“It’s not what you are that holds you back, it’s what you think you are
not.” — Dennis Waitley
The catch, however, is that healthiness cannot be a cookie cutter picture, especially when you are in a country like the United States, where the problem of obesity ranks as a pretty important national issue. Unfortunately, as a country we are not dealing with this issue in a positive manner, encouraging kids to feel happy in their own bodies. Instead, children are surrounded by images of size 00 model leading to the stigma that surrounds the stereotypical unhealthiness of “fatness.” However when we create a discussion of the idea of being healthy we avoid the ultimate game changer that even though you might have some phat, you can still be healthy. Rather than encourage a more accepting society we label fatness, as a disease in which excess body weight is seen as a sign of unhealthiness. However, according to a WebMD article that debates whether you could be Fit and Fat (Source), you can absolutely fill out a bit and still be considered healthy. “People who are overweight can be considered healthy if their waist size is less than 35 inches for women or 40 inches for men, and if they do not have two or more of the following conditions:” (Source) To put this in an ease of perception, this essentially can mean, you don’t have to look like a Victoria’s Secret model. The key here is that you can still be healthy.This breaks the typical stigma of having a figure where your bones don’t show through your skin indicates that you are not healthy. This ignorant avoidance of this layer of “healthiness” is what accentuates the lackluster understanding of what it truly means to be healthy. Your fat they say. You need to lose inches they chime. As a child, I always struggled with maintaining a thin figure. Despite my parents’ reassurances that I was fine, I remember how I envied the actors and actresses I used to watch on the TV. I was never told that I was healthy. Standing in front of the mirror, it never occurred to me that, health may not always mean a skinny and fit bod. For example, “Many overweight and obese Americans might be perfectly healthy when it comes to blood pressure, cholesterol and blood sugar levels — while many thin folks may not be the picture of good health, a new study contends.” (Source) To go back to the previous example, Person B seems a lot more healthier than person A. If one were to wholeheartedly investigate the realities of the definition of healthy, it can be identified that the fact of the matter is that the stereotypes that link obesity and health overpower the truth that healthiness is a relative condition.
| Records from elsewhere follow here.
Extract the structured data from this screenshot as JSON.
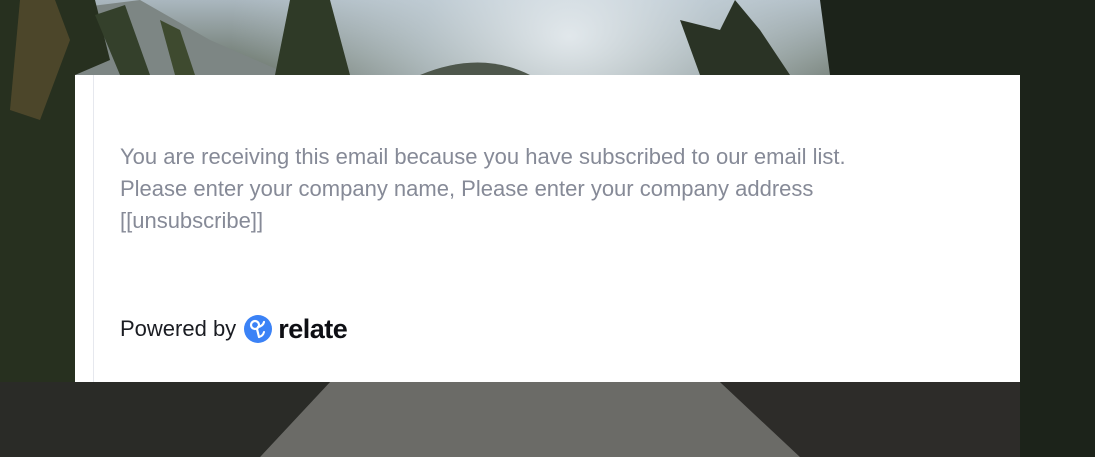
{
  "email_footer": {
    "notice_lines": [
      "You are receiving this email because you have subscribed to our email list.",
      "Please enter your company name, Please enter your company address",
      "[[unsubscribe]]"
    ],
    "powered_by_label": "Powered by",
    "brand_name": "relate",
    "brand_color": "#3b82f6",
    "brand_icon": "relate-logo-icon"
  },
  "background": {
    "description_icon": "forest-road-photo"
  }
}
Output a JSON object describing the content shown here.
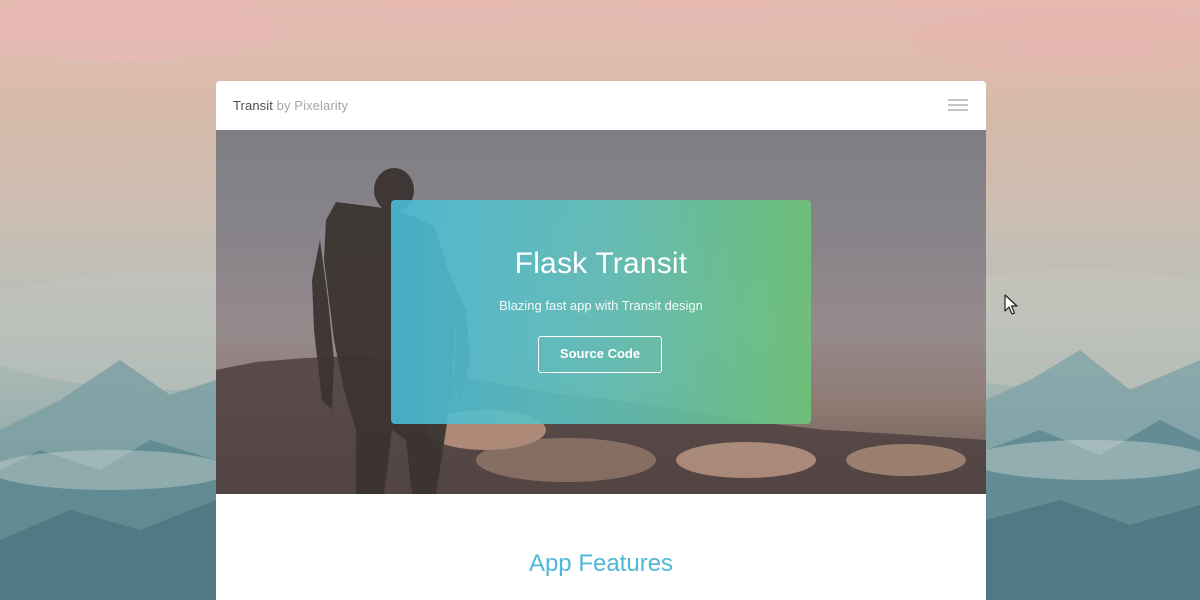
{
  "header": {
    "brand_main": "Transit",
    "brand_sub": " by Pixelarity",
    "menu_icon": "hamburger-menu-icon"
  },
  "hero": {
    "title": "Flask Transit",
    "subtitle": "Blazing fast app with Transit design",
    "button_label": "Source Code"
  },
  "features": {
    "title": "App Features"
  },
  "colors": {
    "accent": "#4fb7d8",
    "gradient_start": "#49bedA",
    "gradient_end": "#6cc378",
    "card_bg": "#ffffff",
    "brand_text": "#4d4d4d",
    "brand_muted": "#a6a6a6"
  },
  "icons": {
    "cursor": "mouse-pointer-icon"
  }
}
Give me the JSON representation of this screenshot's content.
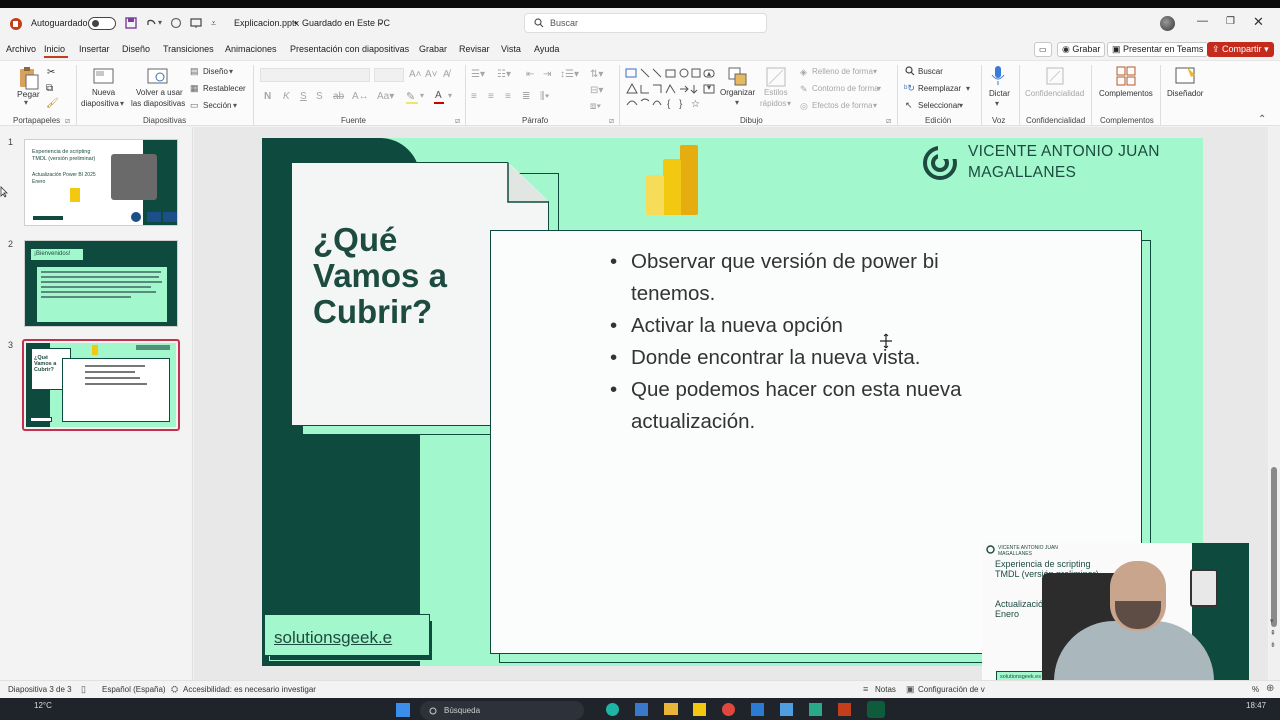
{
  "titlebar": {
    "autosave_label": "Autoguardado",
    "file_name": "Explicacion.pptx",
    "separator": "•",
    "save_status": "Guardado en Este PC",
    "search_placeholder": "Buscar"
  },
  "menu_tabs": [
    "Archivo",
    "Inicio",
    "Insertar",
    "Diseño",
    "Transiciones",
    "Animaciones",
    "Presentación con diapositivas",
    "Grabar",
    "Revisar",
    "Vista",
    "Ayuda"
  ],
  "active_tab": "Inicio",
  "top_buttons": {
    "record": "Grabar",
    "present_teams": "Presentar en Teams",
    "share": "Compartir"
  },
  "ribbon": {
    "clipboard": {
      "paste": "Pegar",
      "group": "Portapapeles"
    },
    "slides": {
      "new_slide_l1": "Nueva",
      "new_slide_l2": "diapositiva",
      "reuse_l1": "Volver a usar",
      "reuse_l2": "las diapositivas",
      "layout": "Diseño",
      "reset": "Restablecer",
      "section": "Sección",
      "group": "Diapositivas"
    },
    "font": {
      "bold": "N",
      "italic": "K",
      "underline": "S",
      "strike": "S",
      "group": "Fuente"
    },
    "paragraph": {
      "group": "Párrafo"
    },
    "drawing": {
      "arrange": "Organizar",
      "quick_l1": "Estilos",
      "quick_l2": "rápidos",
      "fill": "Relleno de forma",
      "outline": "Contorno de forma",
      "effects": "Efectos de forma",
      "group": "Dibujo"
    },
    "editing": {
      "find": "Buscar",
      "replace": "Reemplazar",
      "select": "Seleccionar",
      "group": "Edición"
    },
    "voice": {
      "dictate": "Dictar",
      "group": "Voz"
    },
    "confidentiality": {
      "label": "Confidencialidad",
      "group": "Confidencialidad"
    },
    "addins": {
      "label": "Complementos",
      "group": "Complementos"
    },
    "designer": {
      "label": "Diseñador"
    }
  },
  "thumbnails": [
    {
      "number": "1",
      "line1": "Experiencia de scripting",
      "line2": "TMDL (versión preliminar)",
      "line3": "Actualización Power BI 2025",
      "line4": "Enero"
    },
    {
      "number": "2",
      "title": "¡Bienvenidos!"
    },
    {
      "number": "3",
      "title": "¿Qué Vamos a Cubrir?"
    }
  ],
  "slide": {
    "heading_l1": "¿Qué",
    "heading_l2": "Vamos a",
    "heading_l3": "Cubrir?",
    "author_l1": "VICENTE ANTONIO JUAN",
    "author_l2": "MAGALLANES",
    "bullets": [
      {
        "l1": "Observar que versión de power bi",
        "l2": "tenemos."
      },
      {
        "l1": "Activar la nueva opción",
        "l2": ""
      },
      {
        "l1": "Donde encontrar la nueva vista.",
        "l2": ""
      },
      {
        "l1": "Que podemos hacer con esta nueva",
        "l2": "actualización."
      }
    ],
    "website": "solutionsgeek.e"
  },
  "webcam_overlay": {
    "author_l1": "VICENTE ANTONIO JUAN",
    "author_l2": "MAGALLANES",
    "line1": "Experiencia de scripting",
    "line2": "TMDL (versión preliminar)",
    "line3": "Actualización Power B",
    "line4": "Enero",
    "site": "solutionsgeek.es"
  },
  "statusbar": {
    "slide_info": "Diapositiva 3 de 3",
    "language": "Español (España)",
    "accessibility": "Accesibilidad: es necesario investigar",
    "notes": "Notas",
    "view_settings": "Configuración de v",
    "zoom_suffix": "%"
  },
  "taskbar": {
    "temperature": "12°C",
    "search_placeholder": "Búsqueda",
    "time": "18:47"
  },
  "colors": {
    "slide_mint": "#a3f7cc",
    "slide_dark": "#0e4a3e",
    "slide_text": "#1d4b40",
    "share_red": "#c42b1c"
  }
}
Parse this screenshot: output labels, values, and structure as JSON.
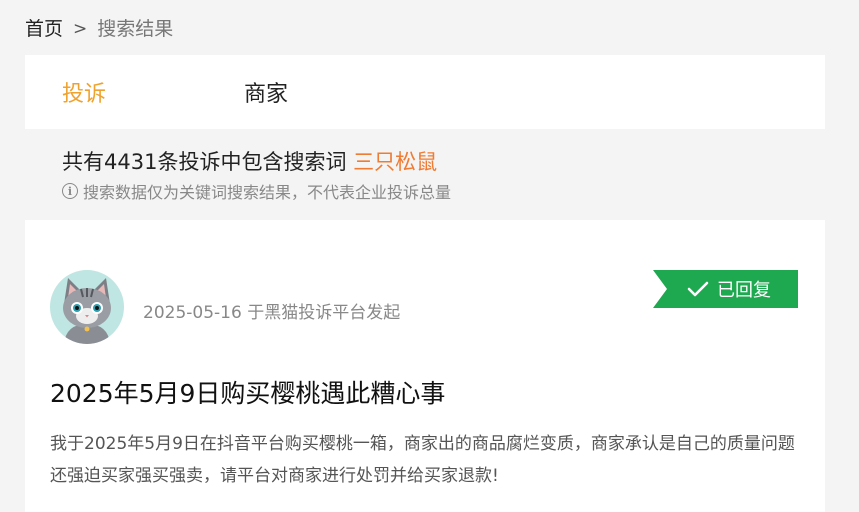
{
  "breadcrumb": {
    "home": "首页",
    "separator": ">",
    "current": "搜索结果"
  },
  "tabs": [
    {
      "label": "投诉",
      "active": true
    },
    {
      "label": "商家",
      "active": false
    }
  ],
  "summary": {
    "prefix": "共有4431条投诉中包含搜索词",
    "keyword": "三只松鼠",
    "note": "搜索数据仅为关键词搜索结果，不代表企业投诉总量"
  },
  "complaint": {
    "meta": "2025-05-16 于黑猫投诉平台发起",
    "status": "已回复",
    "title": "2025年5月9日购买樱桃遇此糟心事",
    "body": "我于2025年5月9日在抖音平台购买樱桃一箱，商家出的商品腐烂变质，商家承认是自己的质量问题还强迫买家强买强卖，请平台对商家进行处罚并给买家退款!"
  },
  "colors": {
    "accent": "#f0a22e",
    "keyword": "#f07b33",
    "status_green": "#1ea84f",
    "avatar_bg": "#bfe6e2"
  },
  "icons": {
    "info": "info-icon",
    "check": "check-icon",
    "avatar": "cat-avatar-icon"
  }
}
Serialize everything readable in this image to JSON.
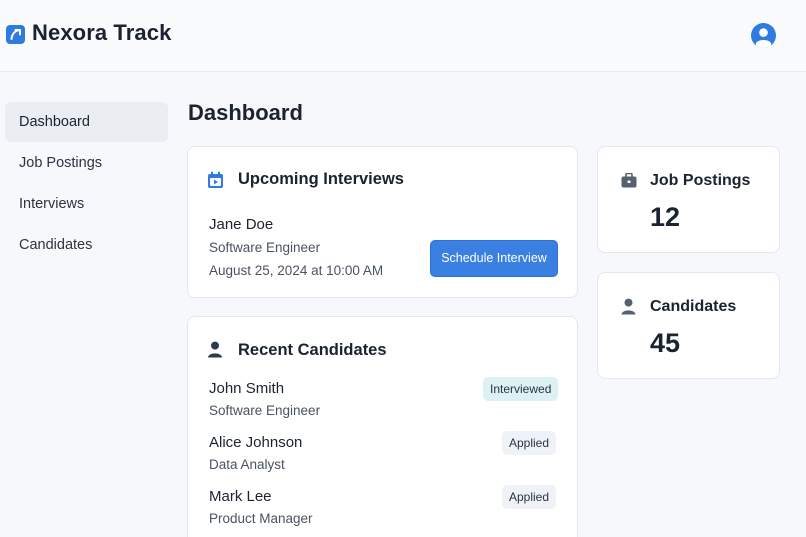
{
  "app": {
    "title": "Nexora Track"
  },
  "sidebar": {
    "items": [
      {
        "label": "Dashboard",
        "active": true
      },
      {
        "label": "Job Postings"
      },
      {
        "label": "Interviews"
      },
      {
        "label": "Candidates"
      }
    ]
  },
  "main": {
    "title": "Dashboard",
    "upcoming": {
      "title": "Upcoming Interviews",
      "icon": "calendar-icon",
      "name": "Jane Doe",
      "role": "Software Engineer",
      "datetime": "August 25, 2024 at 10:00 AM",
      "button_label": "Schedule Interview"
    },
    "recent": {
      "title": "Recent Candidates",
      "icon": "person-icon",
      "candidates": [
        {
          "name": "John Smith",
          "role": "Software Engineer",
          "status": "Interviewed"
        },
        {
          "name": "Alice Johnson",
          "role": "Data Analyst",
          "status": "Applied"
        },
        {
          "name": "Mark Lee",
          "role": "Product Manager",
          "status": "Applied"
        }
      ]
    }
  },
  "stats": {
    "job_postings": {
      "label": "Job Postings",
      "value": "12",
      "icon": "briefcase-icon"
    },
    "candidates": {
      "label": "Candidates",
      "value": "45",
      "icon": "person-icon"
    }
  },
  "colors": {
    "accent": "#3a80e3",
    "interviewed_badge": "#dcf1f3",
    "applied_badge": "#eff2f6"
  }
}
Health and Wealth — are they the same?
As the old adage goes, health is wealth. Yet, this wealth is a 7-layer guacamole dip of a mix of factors, that without truly taking every layer into account, one cannot be healthy. It is crucial to understand that to define the meaning of this word, one takes into account that healthiness is not being a “perfect” version of yourself it is being the BEST version of yourself. Healthiness is a journey towards attaining a lifestyle where you feel happy about yourself, regardless of what society deems you should look like. After all, you don’t want to be too health conscious. As Mark Twain states, “Be careful about reading health books, you may die of a misprint.”